Provincial governments were slow in ensuring that disabled people living in personal care and long-term care homes weren’t being unnecessarily exposed to COVID, acting only after the fact in putting rules in place that prevented personal care workers from working in more than one facility at a time. Governments failed to ensure personal care workers had sufficient protective equipment while working in the homes of disabled people.
People with disabilities were already more likely to be living in poverty. Yet, we were among the last groups to receive a one-time pandemic financial assistance payment and that came only after intense lobbying on the part of disability groups. In June 2020, the federal government provided a one-time $600 payment for disabled people to pay for “extraordinary expenses incurred by persons living with disabilities.” By comparison, the government made available the Canada Emergency Response Benefit (CERB) months earlier, which paid out $2,000 a month, and ran the Canada Emergency Student Benefit (CESB) was launched in May, worth $1,250 a month. Disabled people were an afterthought. The COVID adage that was supposed to unite us during the pandemic – “we’re all in this together” – served only to point out the inequities in the system for those of us who are disabled because we couldn’t be treated the same as everyone else.
Indeed, a Statistics Canada analysis noted the different effects of COVID on disabled individuals and employment. In a survey conducted between June 23 and July 6, 2020, about one-third of disabled participants indicated they had experienced a temporary or permanent job loss or reduced hours during the pandemic.

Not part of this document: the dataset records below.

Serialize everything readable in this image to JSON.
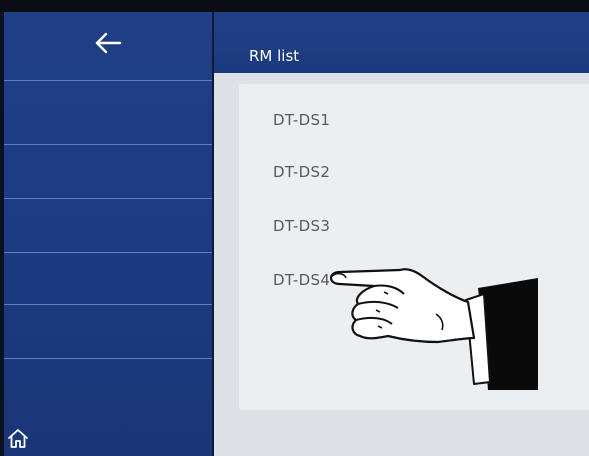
{
  "sidebar": {
    "back_icon": "arrow-left-icon",
    "home_icon": "home-icon"
  },
  "header": {
    "title": "RM list"
  },
  "rm_list": {
    "items": [
      {
        "label": "DT-DS1"
      },
      {
        "label": "DT-DS2"
      },
      {
        "label": "DT-DS3"
      },
      {
        "label": "DT-DS4"
      }
    ]
  },
  "colors": {
    "sidebar_blue": "#1f3f87",
    "header_blue": "#203f86",
    "list_background": "#eceff1",
    "list_text": "#555a60"
  }
}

About one-quarter of disabled people relied on disability benefits, while about 17 per cent received CERB or CESB. Almost one-third of participants reported that their household income decreased. Being able to feed themselves or provide PPE were the items most often cut from the budget. More than half had difficulty meeting a financial responsibility.

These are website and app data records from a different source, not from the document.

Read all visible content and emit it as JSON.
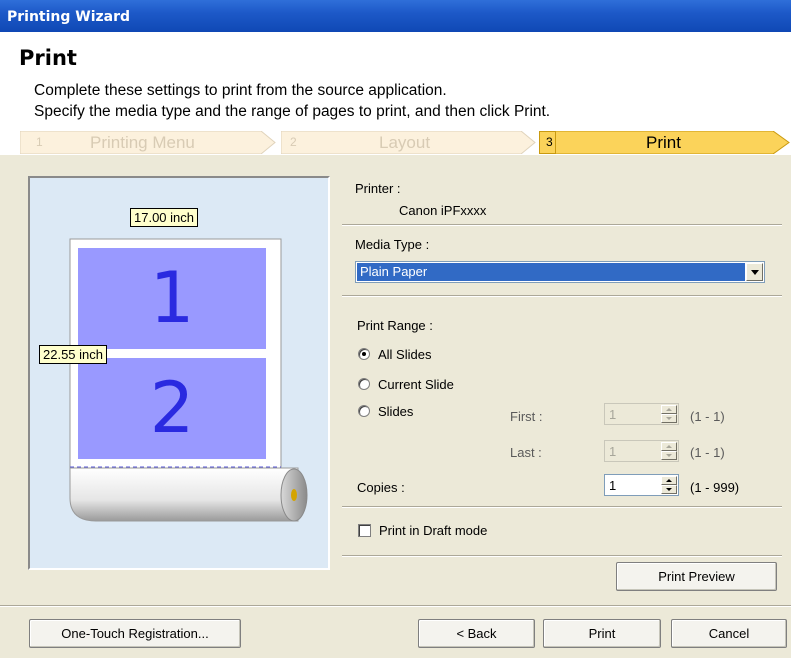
{
  "window": {
    "title": "Printing Wizard"
  },
  "header": {
    "title": "Print",
    "desc_line1": "Complete these settings to print from the source application.",
    "desc_line2": "Specify the media type and the range of pages to print, and then click Print."
  },
  "steps": [
    {
      "num": "1",
      "label": "Printing Menu",
      "active": false
    },
    {
      "num": "2",
      "label": "Layout",
      "active": false
    },
    {
      "num": "3",
      "label": "Print",
      "active": true
    }
  ],
  "preview": {
    "width_label": "17.00 inch",
    "height_label": "22.55 inch",
    "page1": "1",
    "page2": "2"
  },
  "printer": {
    "label": "Printer :",
    "value": "Canon iPFxxxx"
  },
  "media": {
    "label": "Media Type :",
    "value": "Plain Paper"
  },
  "range": {
    "label": "Print Range :",
    "options": [
      "All Slides",
      "Current Slide",
      "Slides"
    ],
    "selected": "All Slides",
    "first_label": "First :",
    "first_value": "1",
    "first_range": "(1 - 1)",
    "last_label": "Last :",
    "last_value": "1",
    "last_range": "(1 - 1)"
  },
  "copies": {
    "label": "Copies :",
    "value": "1",
    "range": "(1 - 999)"
  },
  "draft": {
    "label": "Print in Draft mode",
    "checked": false
  },
  "buttons": {
    "preview": "Print Preview",
    "registration": "One-Touch Registration...",
    "back": "< Back",
    "print": "Print",
    "cancel": "Cancel"
  },
  "colors": {
    "titlebar": "#1d59c8",
    "step_active": "#fbd35a",
    "step_dim": "#fcf1dd",
    "page_fill": "#9999ff",
    "preview_bg": "#dce9f5",
    "selection": "#316ac5"
  }
}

We must start exploring the realities of systemic ableism (discrimination on the basis of disability) no matter how distasteful that may seem. While society is gradually making headway addressing various forms of discrimination among marginalized groups, ableism is often not recognized or well-understood. Canada’s lack of policy and inattention to the issue of disability during a time when we were most at risk suggests it is time to start paying attention.
We are facing another wave. There will be another pandemic. We need to focus now on what that means to the lives of the millions of Canadians who are living with disabilities. For that we can look to the COVID-19 Disability Advisory Group Report for key recommendations. First, start by ensuring that all provinces collect and report accurate data (cases, recovered and deaths) disaggregated by disability, gender, race and other intersecting factors. Second, all levels of government must work on the protocols that ensure disabled people are given a priority in accessing health care that they require to function. Third, hospital visitation policies and essential worker categories need to be improved to ensure disabled persons are not made invisible once again. Finally, at the very least, all provinces must have an emergency response plan to support persons with disabilities when emergencies arise in the future.